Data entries
□ □ □
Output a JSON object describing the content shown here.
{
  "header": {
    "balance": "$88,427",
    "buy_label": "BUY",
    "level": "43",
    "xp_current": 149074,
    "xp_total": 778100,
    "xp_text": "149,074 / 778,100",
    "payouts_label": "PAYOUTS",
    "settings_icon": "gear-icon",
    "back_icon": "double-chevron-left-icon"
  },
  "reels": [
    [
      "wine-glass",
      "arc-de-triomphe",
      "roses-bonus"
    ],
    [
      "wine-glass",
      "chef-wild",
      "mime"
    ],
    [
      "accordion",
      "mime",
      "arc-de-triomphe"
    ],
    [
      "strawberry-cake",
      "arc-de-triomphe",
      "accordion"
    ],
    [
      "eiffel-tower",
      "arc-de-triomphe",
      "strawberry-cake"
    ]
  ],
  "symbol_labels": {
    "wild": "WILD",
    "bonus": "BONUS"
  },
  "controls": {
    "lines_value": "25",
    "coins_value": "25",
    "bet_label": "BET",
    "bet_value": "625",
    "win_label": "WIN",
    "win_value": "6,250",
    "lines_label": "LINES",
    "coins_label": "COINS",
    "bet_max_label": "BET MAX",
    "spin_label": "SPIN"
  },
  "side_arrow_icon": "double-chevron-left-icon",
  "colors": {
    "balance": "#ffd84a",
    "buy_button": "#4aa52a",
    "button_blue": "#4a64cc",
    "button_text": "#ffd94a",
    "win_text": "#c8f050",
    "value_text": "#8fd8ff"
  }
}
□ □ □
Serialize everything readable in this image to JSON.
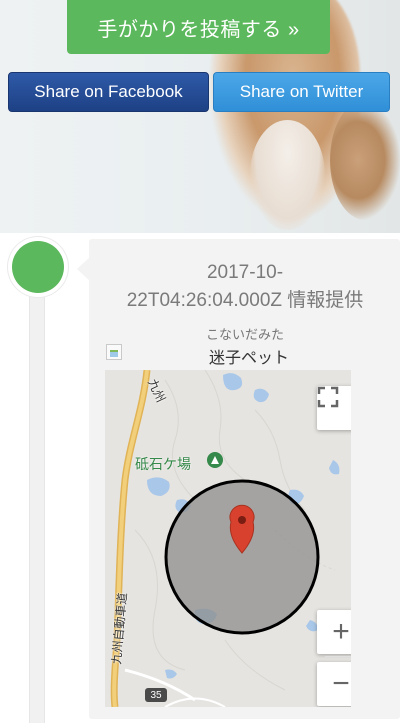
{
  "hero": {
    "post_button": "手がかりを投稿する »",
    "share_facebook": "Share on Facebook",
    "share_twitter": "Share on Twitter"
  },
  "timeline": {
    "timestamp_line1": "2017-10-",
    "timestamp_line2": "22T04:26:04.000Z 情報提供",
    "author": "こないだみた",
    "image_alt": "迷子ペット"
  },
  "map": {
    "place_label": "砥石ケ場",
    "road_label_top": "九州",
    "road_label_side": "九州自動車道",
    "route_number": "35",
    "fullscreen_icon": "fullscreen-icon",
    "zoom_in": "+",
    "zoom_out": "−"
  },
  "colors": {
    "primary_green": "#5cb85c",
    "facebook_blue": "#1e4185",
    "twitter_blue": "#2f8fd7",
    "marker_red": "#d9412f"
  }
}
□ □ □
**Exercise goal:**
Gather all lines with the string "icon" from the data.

**Response to the task:**
    "settings_icon": "gear-icon",
    "back_icon": "double-chevron-left-icon"
  "side_arrow_icon": "double-chevron-left-icon",
    "fullscreen_icon": "fullscreen-icon",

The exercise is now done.